8 steps to successful quality control in Asian countries

Given our experience in the import quality control services sector in Asian countries, we want to share some useful tips to understand how quality control works in Asia and how to optimize purchasing processes in these countries.

Next, we present them to you:

1 . Have a factory audit

Quality control is essential, even before signing a contract with a supplier. When we do business, we don’t want to pay a factory to find out later that it can’t meet our needs. With so many providers available online, it’s hard to know which ones are legitimate, which ones are more promising, and which ones are potential partners. Therefore, it is essential to carry out the necessary diligence: sending a third-party QA representative to assess the conditions of the factory before committing yourself greatly reduces the risk of being scammed.

A factory audit is an in-depth pre-production assessment of not only the factory’s ability to meet ISO 9001 (quality management systems), but also the factory and personnel records, conditions of manufacture of equipment and facilities.

2 . Transparency with the supplier when establishing quality control

Many buyers are not usually in favor of sending a qualified inspector to the factory to check their suppliers for fear of any kind of incident. To mitigate this, your supplier needs to be informed up front that on-site inspections will be performed on all production. In this way, you show sincerity and dependability from the beginning.

As for the exact time for the visit of the inspector or auditors, it is advisable to schedule the inspection with the supplier and avoid surprise visits.

3 . Quality control scheduling

Regardless of the demands of your production schedule, regular visits to the factory by a quality control professional throughout the entire process are essential to avoid product defects and potential complications.

4. Importance of AQL (acceptable quality limit)

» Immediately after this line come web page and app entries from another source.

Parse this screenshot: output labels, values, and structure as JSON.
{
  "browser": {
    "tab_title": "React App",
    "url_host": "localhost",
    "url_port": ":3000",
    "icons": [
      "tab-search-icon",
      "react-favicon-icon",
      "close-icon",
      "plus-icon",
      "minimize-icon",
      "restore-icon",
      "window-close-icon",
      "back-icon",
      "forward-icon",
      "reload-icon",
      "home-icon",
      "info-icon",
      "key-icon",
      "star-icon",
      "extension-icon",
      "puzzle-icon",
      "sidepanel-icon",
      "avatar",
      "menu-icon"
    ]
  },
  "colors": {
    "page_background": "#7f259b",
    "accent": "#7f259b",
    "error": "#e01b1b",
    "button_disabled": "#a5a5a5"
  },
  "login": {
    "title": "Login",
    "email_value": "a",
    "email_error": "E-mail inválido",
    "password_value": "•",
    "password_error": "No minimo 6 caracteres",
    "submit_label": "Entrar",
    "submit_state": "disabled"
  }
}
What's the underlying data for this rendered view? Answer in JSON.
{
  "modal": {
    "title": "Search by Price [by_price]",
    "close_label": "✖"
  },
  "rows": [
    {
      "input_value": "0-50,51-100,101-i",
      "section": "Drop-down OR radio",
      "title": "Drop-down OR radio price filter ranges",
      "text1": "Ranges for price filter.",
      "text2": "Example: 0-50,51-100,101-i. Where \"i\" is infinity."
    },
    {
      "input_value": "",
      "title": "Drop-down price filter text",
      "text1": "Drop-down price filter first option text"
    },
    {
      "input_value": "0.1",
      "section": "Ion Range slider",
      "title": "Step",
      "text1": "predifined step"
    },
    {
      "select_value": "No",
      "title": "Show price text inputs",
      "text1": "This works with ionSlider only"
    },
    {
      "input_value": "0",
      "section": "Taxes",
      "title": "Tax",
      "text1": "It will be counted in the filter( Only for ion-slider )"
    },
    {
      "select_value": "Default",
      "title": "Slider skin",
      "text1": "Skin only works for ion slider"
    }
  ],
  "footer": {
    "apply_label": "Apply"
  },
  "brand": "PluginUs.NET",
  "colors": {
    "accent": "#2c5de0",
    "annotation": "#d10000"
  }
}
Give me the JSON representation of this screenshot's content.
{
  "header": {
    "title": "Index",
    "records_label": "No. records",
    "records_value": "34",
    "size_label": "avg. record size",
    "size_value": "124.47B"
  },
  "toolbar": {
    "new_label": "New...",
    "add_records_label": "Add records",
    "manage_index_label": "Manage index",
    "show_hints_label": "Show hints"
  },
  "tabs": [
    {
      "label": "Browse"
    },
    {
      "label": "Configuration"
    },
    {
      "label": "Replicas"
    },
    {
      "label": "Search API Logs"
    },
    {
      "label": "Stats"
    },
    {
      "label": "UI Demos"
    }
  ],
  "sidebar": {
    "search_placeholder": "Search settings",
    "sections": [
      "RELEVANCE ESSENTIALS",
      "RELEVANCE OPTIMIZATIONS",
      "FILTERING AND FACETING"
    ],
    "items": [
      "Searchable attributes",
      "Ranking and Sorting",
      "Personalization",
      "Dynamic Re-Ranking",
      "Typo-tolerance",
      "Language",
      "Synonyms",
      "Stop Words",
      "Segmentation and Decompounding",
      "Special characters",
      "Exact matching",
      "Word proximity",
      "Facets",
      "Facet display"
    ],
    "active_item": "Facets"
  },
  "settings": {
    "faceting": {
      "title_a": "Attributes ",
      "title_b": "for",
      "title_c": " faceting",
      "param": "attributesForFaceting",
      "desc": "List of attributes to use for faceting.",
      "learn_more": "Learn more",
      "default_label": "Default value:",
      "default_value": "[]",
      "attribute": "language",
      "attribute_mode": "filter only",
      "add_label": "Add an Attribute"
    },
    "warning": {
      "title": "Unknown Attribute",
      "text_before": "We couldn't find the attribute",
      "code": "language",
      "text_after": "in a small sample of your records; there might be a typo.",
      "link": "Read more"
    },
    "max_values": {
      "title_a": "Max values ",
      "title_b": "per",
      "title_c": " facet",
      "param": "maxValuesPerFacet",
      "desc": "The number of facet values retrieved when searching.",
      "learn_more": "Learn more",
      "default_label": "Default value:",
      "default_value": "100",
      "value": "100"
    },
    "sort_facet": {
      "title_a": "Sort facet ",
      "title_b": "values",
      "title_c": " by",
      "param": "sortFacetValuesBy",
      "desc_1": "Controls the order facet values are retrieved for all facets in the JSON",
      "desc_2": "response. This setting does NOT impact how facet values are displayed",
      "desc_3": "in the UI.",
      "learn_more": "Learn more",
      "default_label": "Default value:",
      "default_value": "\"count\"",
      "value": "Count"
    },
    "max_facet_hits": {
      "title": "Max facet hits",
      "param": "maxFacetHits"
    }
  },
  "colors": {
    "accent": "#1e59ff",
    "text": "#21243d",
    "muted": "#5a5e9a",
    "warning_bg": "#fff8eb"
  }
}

It is your responsibility to define “how many defects is too many”. This is done by selecting the AQL (acceptable quality level) and your size. International sampling standards (ISO 2859, ANSI / ASQC Z1.4, BS 6001, DIN 40080) define how the inspector should perform production sampling. The total quantity determines how many parts must be selected and how many defects are allowed to pass an inspection.

Understanding how sampling and AQL works is essential for you to be able to correctly establish the level of tolerance you want for your inspection.

5 . Clear written design specifications

Never leave design decisions to the factory or leave room for interpretation. You must be as specific and concrete as possible, do not pretend that the factory knows what you are thinking. Delivering detailed product design and specifications to the factory and relying on a professional quality control specialist will ensure that your design specifications are clearly understood.

6. Reference samples

Don’t waste your time with a generic reference sample from a potential vendor. Before starting actual production, request at least three reference samples of your current product. Once you confirm them, sign all three. Keep one for yourself, send one to the factory for them to use as a guide during manufacturing, and the last one, seal it and send it to the factory to be opened by the inspector during quality inspection. So you can compare it with the final manufactured goods.

7. Lab tests

In almost all developed countries, including the United States, Europe, and Australia, the importer is considered the manufacturer and has all civil and criminal liability for the product he sells. Simply put, when you import a product, it is as if you made it yourself.

Laboratory samples will help you confirm that your products are suitable for use and consumption. Let your inspector randomly select samples from your actual production lot during an inspection and send them to the lab. In this way, you will know that the product you are going to import does not contain dangerous chemicals and will comply with all import regulations

8. Supplier payment guarantee with quality control

Before accepting the payment terms in the contract, ask yourself this question: What happens if I receive my product after having paid and it cannot be sold? This situation can be avoided by having the payment coincide with the approval of the final inspection. This is done by issuing a letter of credit to the factory, with a payment linked to an inspection certificate.

A letter of credit is a promise to pay and can be issued by your bank. At your home, it guarantees that your bank will only release the payment after an inspection authorized by a third-party quality control provider.

At EsAsia we take all these issues very seriously. That is why we do our best to streamline purchasing processes and controls in Asian countries.

Our clients are our priority.